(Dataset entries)

* * *

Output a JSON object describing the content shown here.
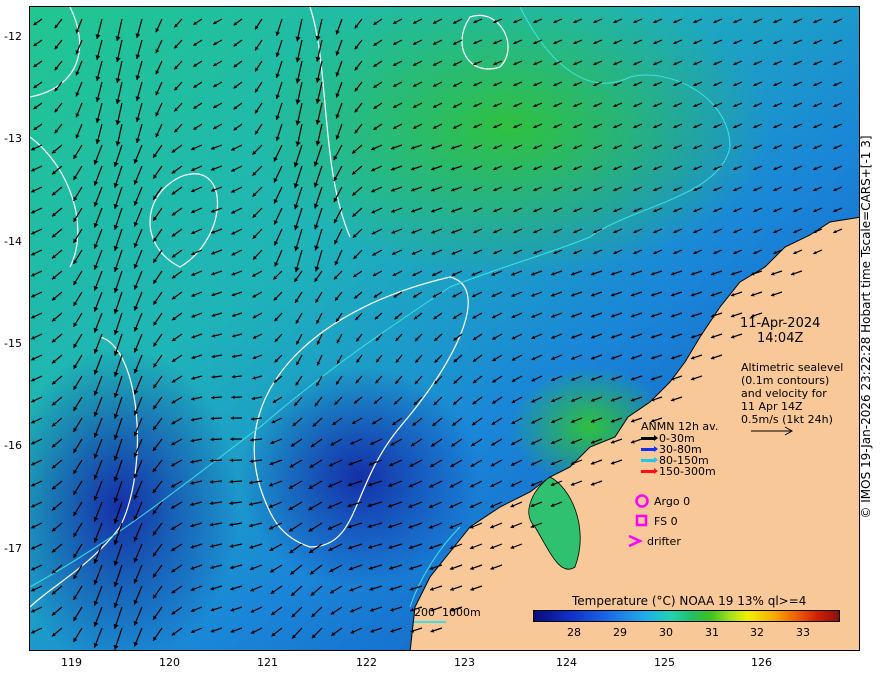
{
  "map": {
    "lat_labels": [
      "-12",
      "-13",
      "-14",
      "-15",
      "-16",
      "-17"
    ],
    "lon_labels": [
      "119",
      "120",
      "121",
      "122",
      "123",
      "124",
      "125",
      "126"
    ],
    "colors": {
      "land": "#f9c898",
      "contour": "#ffffff",
      "isobath": "#40e0e0"
    }
  },
  "annotations": {
    "date": "11-Apr-2024",
    "time": "14:04Z",
    "altimetry": [
      "Altimetric sealevel",
      "(0.1m contours)",
      "and velocity for",
      "11 Apr 14Z",
      "0.5m/s (1kt 24h)"
    ],
    "anmn_title": "ANMN 12h av.",
    "anmn_legend": [
      {
        "label": "0-30m",
        "color": "#000000"
      },
      {
        "label": "30-80m",
        "color": "#1030ff"
      },
      {
        "label": "80-150m",
        "color": "#20c8e8"
      },
      {
        "label": "150-300m",
        "color": "#ff1010"
      }
    ],
    "argo": "Argo 0",
    "fs": "FS 0",
    "drifter": "drifter",
    "symbol_color": "#ff00ff",
    "scale_bar": "200  1000m"
  },
  "colorbar": {
    "title": "Temperature (°C) NOAA 19 13% ql>=4",
    "ticks": [
      "28",
      "29",
      "30",
      "31",
      "32",
      "33"
    ]
  },
  "credit": "© IMOS 19-Jan-2026 23:22:28 Hobart time Tscale=CARS+[-1 3]"
}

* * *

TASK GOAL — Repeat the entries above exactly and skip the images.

SOLUTION FOR THIS TASK —
Output a JSON object describing the content shown here.
{
  "map": {
    "lat_labels": [
      "-12",
      "-13",
      "-14",
      "-15",
      "-16",
      "-17"
    ],
    "lon_labels": [
      "119",
      "120",
      "121",
      "122",
      "123",
      "124",
      "125",
      "126"
    ],
    "colors": {
      "land": "#f9c898",
      "contour": "#ffffff",
      "isobath": "#40e0e0"
    }
  },
  "annotations": {
    "date": "11-Apr-2024",
    "time": "14:04Z",
    "altimetry": [
      "Altimetric sealevel",
      "(0.1m contours)",
      "and velocity for",
      "11 Apr 14Z",
      "0.5m/s (1kt 24h)"
    ],
    "anmn_title": "ANMN 12h av.",
    "anmn_legend": [
      {
        "label": "0-30m",
        "color": "#000000"
      },
      {
        "label": "30-80m",
        "color": "#1030ff"
      },
      {
        "label": "80-150m",
        "color": "#20c8e8"
      },
      {
        "label": "150-300m",
        "color": "#ff1010"
      }
    ],
    "argo": "Argo 0",
    "fs": "FS 0",
    "drifter": "drifter",
    "symbol_color": "#ff00ff",
    "scale_bar": "200  1000m"
  },
  "colorbar": {
    "title": "Temperature (°C) NOAA 19 13% ql>=4",
    "ticks": [
      "28",
      "29",
      "30",
      "31",
      "32",
      "33"
    ]
  },
  "credit": "© IMOS 19-Jan-2026 23:22:28 Hobart time Tscale=CARS+[-1 3]"
}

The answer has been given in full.